Are you able to quote each entry exactly as written?
[Records to process]
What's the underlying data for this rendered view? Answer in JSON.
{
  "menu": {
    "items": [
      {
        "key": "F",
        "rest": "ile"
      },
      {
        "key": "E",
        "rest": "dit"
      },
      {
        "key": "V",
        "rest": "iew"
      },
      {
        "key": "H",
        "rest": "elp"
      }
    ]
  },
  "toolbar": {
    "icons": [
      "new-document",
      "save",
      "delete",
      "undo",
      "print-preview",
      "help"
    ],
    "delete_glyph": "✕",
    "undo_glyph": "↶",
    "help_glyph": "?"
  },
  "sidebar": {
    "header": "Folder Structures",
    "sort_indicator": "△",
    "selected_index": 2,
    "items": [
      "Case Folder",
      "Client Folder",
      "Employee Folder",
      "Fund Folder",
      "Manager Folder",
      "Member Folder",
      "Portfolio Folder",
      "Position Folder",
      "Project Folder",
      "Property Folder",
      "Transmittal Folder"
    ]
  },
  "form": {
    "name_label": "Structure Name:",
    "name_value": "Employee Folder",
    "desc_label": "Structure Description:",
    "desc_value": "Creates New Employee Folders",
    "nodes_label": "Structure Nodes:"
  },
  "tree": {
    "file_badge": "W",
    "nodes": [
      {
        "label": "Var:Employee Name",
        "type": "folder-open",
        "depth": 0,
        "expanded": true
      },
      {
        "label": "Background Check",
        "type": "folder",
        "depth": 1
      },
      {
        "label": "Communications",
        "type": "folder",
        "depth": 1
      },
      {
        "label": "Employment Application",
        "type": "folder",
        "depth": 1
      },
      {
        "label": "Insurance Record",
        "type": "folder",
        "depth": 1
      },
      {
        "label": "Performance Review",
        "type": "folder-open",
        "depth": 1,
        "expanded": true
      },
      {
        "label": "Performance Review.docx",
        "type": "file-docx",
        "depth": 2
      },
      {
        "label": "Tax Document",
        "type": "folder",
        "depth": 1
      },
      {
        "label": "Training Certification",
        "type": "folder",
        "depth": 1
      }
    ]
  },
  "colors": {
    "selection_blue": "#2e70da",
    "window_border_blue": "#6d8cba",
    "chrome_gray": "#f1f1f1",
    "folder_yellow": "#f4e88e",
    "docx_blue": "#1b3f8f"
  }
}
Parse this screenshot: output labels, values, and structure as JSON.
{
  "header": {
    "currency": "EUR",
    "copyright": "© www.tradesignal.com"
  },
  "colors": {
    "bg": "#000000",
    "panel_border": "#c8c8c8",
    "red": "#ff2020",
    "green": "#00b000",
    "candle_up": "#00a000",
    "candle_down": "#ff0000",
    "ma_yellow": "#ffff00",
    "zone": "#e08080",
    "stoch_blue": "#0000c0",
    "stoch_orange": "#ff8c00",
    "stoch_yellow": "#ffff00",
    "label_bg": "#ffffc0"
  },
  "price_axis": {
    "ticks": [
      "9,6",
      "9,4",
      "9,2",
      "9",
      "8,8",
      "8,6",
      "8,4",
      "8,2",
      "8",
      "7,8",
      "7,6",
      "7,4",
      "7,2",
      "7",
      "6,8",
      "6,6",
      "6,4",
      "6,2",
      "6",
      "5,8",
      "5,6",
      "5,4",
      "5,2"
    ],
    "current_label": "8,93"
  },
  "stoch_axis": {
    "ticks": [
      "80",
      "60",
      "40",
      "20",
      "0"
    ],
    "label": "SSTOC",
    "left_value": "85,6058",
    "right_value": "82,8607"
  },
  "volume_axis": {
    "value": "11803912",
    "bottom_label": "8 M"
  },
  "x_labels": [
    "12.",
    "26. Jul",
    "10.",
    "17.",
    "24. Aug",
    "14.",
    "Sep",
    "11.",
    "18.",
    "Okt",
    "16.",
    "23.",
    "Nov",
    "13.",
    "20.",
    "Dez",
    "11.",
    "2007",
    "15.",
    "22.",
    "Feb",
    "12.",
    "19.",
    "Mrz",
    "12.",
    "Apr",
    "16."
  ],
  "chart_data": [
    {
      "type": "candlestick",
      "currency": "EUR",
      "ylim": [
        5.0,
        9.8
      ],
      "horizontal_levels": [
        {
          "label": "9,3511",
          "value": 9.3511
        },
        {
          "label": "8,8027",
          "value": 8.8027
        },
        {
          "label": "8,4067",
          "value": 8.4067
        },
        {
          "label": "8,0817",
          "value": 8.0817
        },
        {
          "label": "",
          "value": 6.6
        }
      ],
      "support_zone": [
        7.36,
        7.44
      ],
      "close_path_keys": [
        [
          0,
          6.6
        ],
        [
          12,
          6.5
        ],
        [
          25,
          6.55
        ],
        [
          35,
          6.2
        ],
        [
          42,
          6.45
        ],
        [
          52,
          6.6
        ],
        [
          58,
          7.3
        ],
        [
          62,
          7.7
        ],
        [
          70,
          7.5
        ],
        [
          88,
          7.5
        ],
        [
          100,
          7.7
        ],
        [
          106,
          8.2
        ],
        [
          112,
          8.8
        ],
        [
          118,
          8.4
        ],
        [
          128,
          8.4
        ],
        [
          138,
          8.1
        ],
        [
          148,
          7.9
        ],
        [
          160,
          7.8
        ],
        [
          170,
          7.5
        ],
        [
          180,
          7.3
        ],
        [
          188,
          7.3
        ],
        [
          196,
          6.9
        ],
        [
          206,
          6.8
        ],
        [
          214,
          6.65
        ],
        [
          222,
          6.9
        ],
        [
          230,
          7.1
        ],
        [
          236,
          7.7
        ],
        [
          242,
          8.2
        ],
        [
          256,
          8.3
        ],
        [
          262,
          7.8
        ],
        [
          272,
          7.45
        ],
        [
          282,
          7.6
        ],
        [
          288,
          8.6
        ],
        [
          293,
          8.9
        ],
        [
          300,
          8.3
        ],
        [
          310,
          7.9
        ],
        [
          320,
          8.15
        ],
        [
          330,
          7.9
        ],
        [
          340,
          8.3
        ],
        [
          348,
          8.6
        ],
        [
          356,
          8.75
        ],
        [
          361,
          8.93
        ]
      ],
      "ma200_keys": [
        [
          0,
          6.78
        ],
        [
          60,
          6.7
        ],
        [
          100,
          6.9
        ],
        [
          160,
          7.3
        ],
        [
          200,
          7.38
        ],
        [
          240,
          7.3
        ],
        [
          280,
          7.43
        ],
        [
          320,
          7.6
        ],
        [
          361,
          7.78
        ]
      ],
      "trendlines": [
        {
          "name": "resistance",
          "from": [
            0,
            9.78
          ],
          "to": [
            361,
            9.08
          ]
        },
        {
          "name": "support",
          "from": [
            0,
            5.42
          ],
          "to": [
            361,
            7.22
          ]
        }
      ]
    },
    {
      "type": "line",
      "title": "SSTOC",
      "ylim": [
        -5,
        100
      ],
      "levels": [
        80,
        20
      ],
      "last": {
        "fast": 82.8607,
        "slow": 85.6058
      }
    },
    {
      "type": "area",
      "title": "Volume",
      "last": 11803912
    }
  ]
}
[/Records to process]
▸ Completed exercise:
What's the underlying data for this rendered view? Answer in JSON.
{
  "menu": {
    "items": [
      {
        "key": "F",
        "rest": "ile"
      },
      {
        "key": "E",
        "rest": "dit"
      },
      {
        "key": "V",
        "rest": "iew"
      },
      {
        "key": "H",
        "rest": "elp"
      }
    ]
  },
  "toolbar": {
    "icons": [
      "new-document",
      "save",
      "delete",
      "undo",
      "print-preview",
      "help"
    ],
    "delete_glyph": "✕",
    "undo_glyph": "↶",
    "help_glyph": "?"
  },
  "sidebar": {
    "header": "Folder Structures",
    "sort_indicator": "△",
    "selected_index": 2,
    "items": [
      "Case Folder",
      "Client Folder",
      "Employee Folder",
      "Fund Folder",
      "Manager Folder",
      "Member Folder",
      "Portfolio Folder",
      "Position Folder",
      "Project Folder",
      "Property Folder",
      "Transmittal Folder"
    ]
  },
  "form": {
    "name_label": "Structure Name:",
    "name_value": "Employee Folder",
    "desc_label": "Structure Description:",
    "desc_value": "Creates New Employee Folders",
    "nodes_label": "Structure Nodes:"
  },
  "tree": {
    "file_badge": "W",
    "nodes": [
      {
        "label": "Var:Employee Name",
        "type": "folder-open",
        "depth": 0,
        "expanded": true
      },
      {
        "label": "Background Check",
        "type": "folder",
        "depth": 1
      },
      {
        "label": "Communications",
        "type": "folder",
        "depth": 1
      },
      {
        "label": "Employment Application",
        "type": "folder",
        "depth": 1
      },
      {
        "label": "Insurance Record",
        "type": "folder",
        "depth": 1
      },
      {
        "label": "Performance Review",
        "type": "folder-open",
        "depth": 1,
        "expanded": true
      },
      {
        "label": "Performance Review.docx",
        "type": "file-docx",
        "depth": 2
      },
      {
        "label": "Tax Document",
        "type": "folder",
        "depth": 1
      },
      {
        "label": "Training Certification",
        "type": "folder",
        "depth": 1
      }
    ]
  },
  "colors": {
    "selection_blue": "#2e70da",
    "window_border_blue": "#6d8cba",
    "chrome_gray": "#f1f1f1",
    "folder_yellow": "#f4e88e",
    "docx_blue": "#1b3f8f"
  }
}
Parse this screenshot: output labels, values, and structure as JSON.
{
  "header": {
    "currency": "EUR",
    "copyright": "© www.tradesignal.com"
  },
  "colors": {
    "bg": "#000000",
    "panel_border": "#c8c8c8",
    "red": "#ff2020",
    "green": "#00b000",
    "candle_up": "#00a000",
    "candle_down": "#ff0000",
    "ma_yellow": "#ffff00",
    "zone": "#e08080",
    "stoch_blue": "#0000c0",
    "stoch_orange": "#ff8c00",
    "stoch_yellow": "#ffff00",
    "label_bg": "#ffffc0"
  },
  "price_axis": {
    "ticks": [
      "9,6",
      "9,4",
      "9,2",
      "9",
      "8,8",
      "8,6",
      "8,4",
      "8,2",
      "8",
      "7,8",
      "7,6",
      "7,4",
      "7,2",
      "7",
      "6,8",
      "6,6",
      "6,4",
      "6,2",
      "6",
      "5,8",
      "5,6",
      "5,4",
      "5,2"
    ],
    "current_label": "8,93"
  },
  "stoch_axis": {
    "ticks": [
      "80",
      "60",
      "40",
      "20",
      "0"
    ],
    "label": "SSTOC",
    "left_value": "85,6058",
    "right_value": "82,8607"
  },
  "volume_axis": {
    "value": "11803912",
    "bottom_label": "8 M"
  },
  "x_labels": [
    "12.",
    "26. Jul",
    "10.",
    "17.",
    "24. Aug",
    "14.",
    "Sep",
    "11.",
    "18.",
    "Okt",
    "16.",
    "23.",
    "Nov",
    "13.",
    "20.",
    "Dez",
    "11.",
    "2007",
    "15.",
    "22.",
    "Feb",
    "12.",
    "19.",
    "Mrz",
    "12.",
    "Apr",
    "16."
  ],
  "chart_data": [
    {
      "type": "candlestick",
      "currency": "EUR",
      "ylim": [
        5.0,
        9.8
      ],
      "horizontal_levels": [
        {
          "label": "9,3511",
          "value": 9.3511
        },
        {
          "label": "8,8027",
          "value": 8.8027
        },
        {
          "label": "8,4067",
          "value": 8.4067
        },
        {
          "label": "8,0817",
          "value": 8.0817
        },
        {
          "label": "",
          "value": 6.6
        }
      ],
      "support_zone": [
        7.36,
        7.44
      ],
      "close_path_keys": [
        [
          0,
          6.6
        ],
        [
          12,
          6.5
        ],
        [
          25,
          6.55
        ],
        [
          35,
          6.2
        ],
        [
          42,
          6.45
        ],
        [
          52,
          6.6
        ],
        [
          58,
          7.3
        ],
        [
          62,
          7.7
        ],
        [
          70,
          7.5
        ],
        [
          88,
          7.5
        ],
        [
          100,
          7.7
        ],
        [
          106,
          8.2
        ],
        [
          112,
          8.8
        ],
        [
          118,
          8.4
        ],
        [
          128,
          8.4
        ],
        [
          138,
          8.1
        ],
        [
          148,
          7.9
        ],
        [
          160,
          7.8
        ],
        [
          170,
          7.5
        ],
        [
          180,
          7.3
        ],
        [
          188,
          7.3
        ],
        [
          196,
          6.9
        ],
        [
          206,
          6.8
        ],
        [
          214,
          6.65
        ],
        [
          222,
          6.9
        ],
        [
          230,
          7.1
        ],
        [
          236,
          7.7
        ],
        [
          242,
          8.2
        ],
        [
          256,
          8.3
        ],
        [
          262,
          7.8
        ],
        [
          272,
          7.45
        ],
        [
          282,
          7.6
        ],
        [
          288,
          8.6
        ],
        [
          293,
          8.9
        ],
        [
          300,
          8.3
        ],
        [
          310,
          7.9
        ],
        [
          320,
          8.15
        ],
        [
          330,
          7.9
        ],
        [
          340,
          8.3
        ],
        [
          348,
          8.6
        ],
        [
          356,
          8.75
        ],
        [
          361,
          8.93
        ]
      ],
      "ma200_keys": [
        [
          0,
          6.78
        ],
        [
          60,
          6.7
        ],
        [
          100,
          6.9
        ],
        [
          160,
          7.3
        ],
        [
          200,
          7.38
        ],
        [
          240,
          7.3
        ],
        [
          280,
          7.43
        ],
        [
          320,
          7.6
        ],
        [
          361,
          7.78
        ]
      ],
      "trendlines": [
        {
          "name": "resistance",
          "from": [
            0,
            9.78
          ],
          "to": [
            361,
            9.08
          ]
        },
        {
          "name": "support",
          "from": [
            0,
            5.42
          ],
          "to": [
            361,
            7.22
          ]
        }
      ]
    },
    {
      "type": "line",
      "title": "SSTOC",
      "ylim": [
        -5,
        100
      ],
      "levels": [
        80,
        20
      ],
      "last": {
        "fast": 82.8607,
        "slow": 85.6058
      }
    },
    {
      "type": "area",
      "title": "Volume",
      "last": 11803912
    }
  ]
}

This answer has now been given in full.